Re: Article: The Triangular Base of Training: Wisdom, Humility, and Self-doubt by "Th
I was startled by this article and the response to it, because I feel--and I don't mean this as a criticism--that I live in an internal world totally different from the author's.
For most of my life the biggest barrier that prevents me from acting wisely has not been too much self-certainty and immunity to doubt, but too much self-doubt and vulnerability to outside pressure. I meet many women, and some men, who seem to be in the same situation.
As a result my immediate reaction to the essay was pain and anger: yet another person adding ammunition to the lifelong internal assault by guilt and feelings of inadequacy. I don't think this is the author's fault, in that the people who act as he describes--too self-assured, never considering whether they are doing the right thing--do exist and do need to be addressed.
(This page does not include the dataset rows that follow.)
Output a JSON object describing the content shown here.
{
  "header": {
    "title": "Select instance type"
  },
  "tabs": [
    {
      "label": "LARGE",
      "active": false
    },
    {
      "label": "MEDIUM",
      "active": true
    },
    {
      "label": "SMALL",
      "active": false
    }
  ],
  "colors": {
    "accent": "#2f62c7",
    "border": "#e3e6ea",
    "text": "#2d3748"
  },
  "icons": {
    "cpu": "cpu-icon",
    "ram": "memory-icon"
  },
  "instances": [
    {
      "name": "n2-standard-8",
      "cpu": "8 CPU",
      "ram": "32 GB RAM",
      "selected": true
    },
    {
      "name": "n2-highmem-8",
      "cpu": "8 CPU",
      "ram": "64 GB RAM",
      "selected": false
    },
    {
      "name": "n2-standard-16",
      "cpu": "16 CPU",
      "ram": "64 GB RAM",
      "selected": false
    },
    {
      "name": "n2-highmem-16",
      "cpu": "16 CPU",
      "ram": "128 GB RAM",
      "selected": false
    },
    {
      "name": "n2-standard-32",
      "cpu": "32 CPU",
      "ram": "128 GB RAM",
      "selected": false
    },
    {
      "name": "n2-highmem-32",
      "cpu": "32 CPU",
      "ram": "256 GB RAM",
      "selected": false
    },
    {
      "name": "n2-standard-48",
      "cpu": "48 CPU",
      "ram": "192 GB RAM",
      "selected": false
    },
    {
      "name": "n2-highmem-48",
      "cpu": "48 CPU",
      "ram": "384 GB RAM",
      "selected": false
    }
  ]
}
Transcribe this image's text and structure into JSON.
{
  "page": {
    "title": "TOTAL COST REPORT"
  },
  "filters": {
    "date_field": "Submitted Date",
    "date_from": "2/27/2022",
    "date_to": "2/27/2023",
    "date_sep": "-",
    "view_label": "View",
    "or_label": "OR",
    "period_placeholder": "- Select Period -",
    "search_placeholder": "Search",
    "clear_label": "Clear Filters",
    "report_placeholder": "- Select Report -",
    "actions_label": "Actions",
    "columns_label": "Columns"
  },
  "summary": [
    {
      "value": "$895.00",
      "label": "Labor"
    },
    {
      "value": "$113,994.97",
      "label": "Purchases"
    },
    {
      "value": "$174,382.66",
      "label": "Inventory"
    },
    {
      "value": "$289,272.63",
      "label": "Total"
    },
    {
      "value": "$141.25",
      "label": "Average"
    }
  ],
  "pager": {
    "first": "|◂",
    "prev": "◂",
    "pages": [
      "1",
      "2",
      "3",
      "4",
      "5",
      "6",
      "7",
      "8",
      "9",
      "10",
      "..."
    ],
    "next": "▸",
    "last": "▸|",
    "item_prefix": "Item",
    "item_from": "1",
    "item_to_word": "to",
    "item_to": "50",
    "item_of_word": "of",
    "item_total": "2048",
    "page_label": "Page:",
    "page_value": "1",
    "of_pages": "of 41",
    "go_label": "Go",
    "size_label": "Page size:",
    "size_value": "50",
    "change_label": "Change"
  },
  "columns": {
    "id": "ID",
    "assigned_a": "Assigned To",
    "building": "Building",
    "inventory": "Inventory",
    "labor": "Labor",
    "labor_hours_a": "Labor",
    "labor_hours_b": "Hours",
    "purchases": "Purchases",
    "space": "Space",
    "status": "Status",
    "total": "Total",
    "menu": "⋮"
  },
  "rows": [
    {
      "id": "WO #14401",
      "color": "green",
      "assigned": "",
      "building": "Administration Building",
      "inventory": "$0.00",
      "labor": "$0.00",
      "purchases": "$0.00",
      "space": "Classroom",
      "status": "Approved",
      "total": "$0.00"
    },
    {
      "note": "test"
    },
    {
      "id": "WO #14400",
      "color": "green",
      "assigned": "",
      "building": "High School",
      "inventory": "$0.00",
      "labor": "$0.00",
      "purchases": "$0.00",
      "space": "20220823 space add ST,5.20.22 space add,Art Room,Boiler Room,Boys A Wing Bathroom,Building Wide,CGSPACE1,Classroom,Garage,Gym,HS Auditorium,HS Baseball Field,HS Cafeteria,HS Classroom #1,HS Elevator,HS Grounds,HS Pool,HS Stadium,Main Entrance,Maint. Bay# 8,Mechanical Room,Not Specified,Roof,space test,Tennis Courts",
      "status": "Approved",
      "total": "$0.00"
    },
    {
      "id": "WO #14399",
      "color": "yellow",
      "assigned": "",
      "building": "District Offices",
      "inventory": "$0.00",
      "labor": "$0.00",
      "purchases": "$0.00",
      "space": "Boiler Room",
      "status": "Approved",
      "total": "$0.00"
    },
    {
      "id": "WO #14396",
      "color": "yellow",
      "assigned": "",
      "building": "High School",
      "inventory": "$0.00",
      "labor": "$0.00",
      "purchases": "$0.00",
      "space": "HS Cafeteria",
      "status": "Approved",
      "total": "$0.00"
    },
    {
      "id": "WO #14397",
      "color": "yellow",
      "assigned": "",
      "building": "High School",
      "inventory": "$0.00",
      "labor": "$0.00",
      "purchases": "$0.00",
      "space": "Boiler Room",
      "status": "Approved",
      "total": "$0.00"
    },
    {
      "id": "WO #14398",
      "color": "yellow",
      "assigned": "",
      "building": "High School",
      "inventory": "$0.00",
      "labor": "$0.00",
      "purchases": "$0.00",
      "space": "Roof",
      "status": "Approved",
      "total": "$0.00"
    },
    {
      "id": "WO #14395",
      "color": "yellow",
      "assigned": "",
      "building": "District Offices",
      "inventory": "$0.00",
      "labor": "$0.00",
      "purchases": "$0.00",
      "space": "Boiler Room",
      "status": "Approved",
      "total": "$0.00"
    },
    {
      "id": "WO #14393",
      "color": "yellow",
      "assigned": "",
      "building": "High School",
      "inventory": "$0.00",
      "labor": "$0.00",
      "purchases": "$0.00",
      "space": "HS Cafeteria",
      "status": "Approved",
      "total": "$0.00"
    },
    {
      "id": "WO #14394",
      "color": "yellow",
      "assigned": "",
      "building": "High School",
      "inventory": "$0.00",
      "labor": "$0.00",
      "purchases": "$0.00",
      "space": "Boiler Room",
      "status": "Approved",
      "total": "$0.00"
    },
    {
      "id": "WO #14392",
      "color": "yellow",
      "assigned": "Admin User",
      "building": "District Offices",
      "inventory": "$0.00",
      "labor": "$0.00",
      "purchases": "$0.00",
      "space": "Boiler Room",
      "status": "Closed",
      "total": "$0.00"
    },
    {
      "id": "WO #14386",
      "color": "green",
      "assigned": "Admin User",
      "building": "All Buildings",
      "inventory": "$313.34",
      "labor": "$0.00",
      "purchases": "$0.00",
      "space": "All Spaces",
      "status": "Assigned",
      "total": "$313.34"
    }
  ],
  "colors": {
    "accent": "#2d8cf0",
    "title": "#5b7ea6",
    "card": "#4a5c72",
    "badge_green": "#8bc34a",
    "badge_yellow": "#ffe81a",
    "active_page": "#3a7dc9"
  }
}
But perhaps there is some way to mark that the message, while general, is not meant to be universal?
The specific example of being asked by one's sensei to train longer hours particularly struck me. In my life, as in the lives of many Americans, there is continual outside pressure to do more of many different activities--train longer hours, spend more time on my career, contribute more to community activities, become more involved with politics, spend more time cultivating my spirituality, take better care of my house, yard, local parks, relationships.... Yes, each and every outside request/demand can be met by careful soul-searching about whether this is in fact possible or desirable. But it seems quite easy to let one's life be driven, and eventually destroyed, by outside demands if they are not balanced by some inward judgement about what is really important and, equally, what is really possible. The sum total of requests coming at me for my time certainly exceeds 24 hours in each day, probably by a factor of ten. Someone must make hard choices about which demands are to be honored and which are to be rejected.
Certainly my sensei has some claim to be the one making such decisions. Equally, so does my spiritual leader, my employer, and my spouse. But I am the only one in position to know how much each of them is asking and whether, in toto, it exceeds what I have to give. So, unless I am to abandon all but one such master, I need to be able to make those decisions *myself*. And, unless I am to live in misery, I have to make decisions with which I can be at peace.
At this point my interior accuser is already saying, "Look, you're just making excuses--you're just lazy--you could do it if you worked harder and gave up some of the time you selfishly spend on yourself--other people work so much harder than you" etc. etc. But that kind of interior accuser is not useful self-doubt, it's a demon--it can never be satiated, because no matter what you do there are always people eager to tell you that you ought to be doing more, and the accuser picks up their words and turns them into interior torments.
I guess what I am coming down to is that I think any advice to cultivate self-doubt and listen to the challenges of others needs to be balanced, for sanity and happiness, with advice to cultivate interior wisdom and the ability to make one's own decisions and be content with them. The condition of being utterly without self-criticism is ugly, to be sure, but the other extreme of being constantly racked by it and unable to find peace is also ugly. And I emphatically do not believe that aikido society, or American society in general, is all one and none of the other.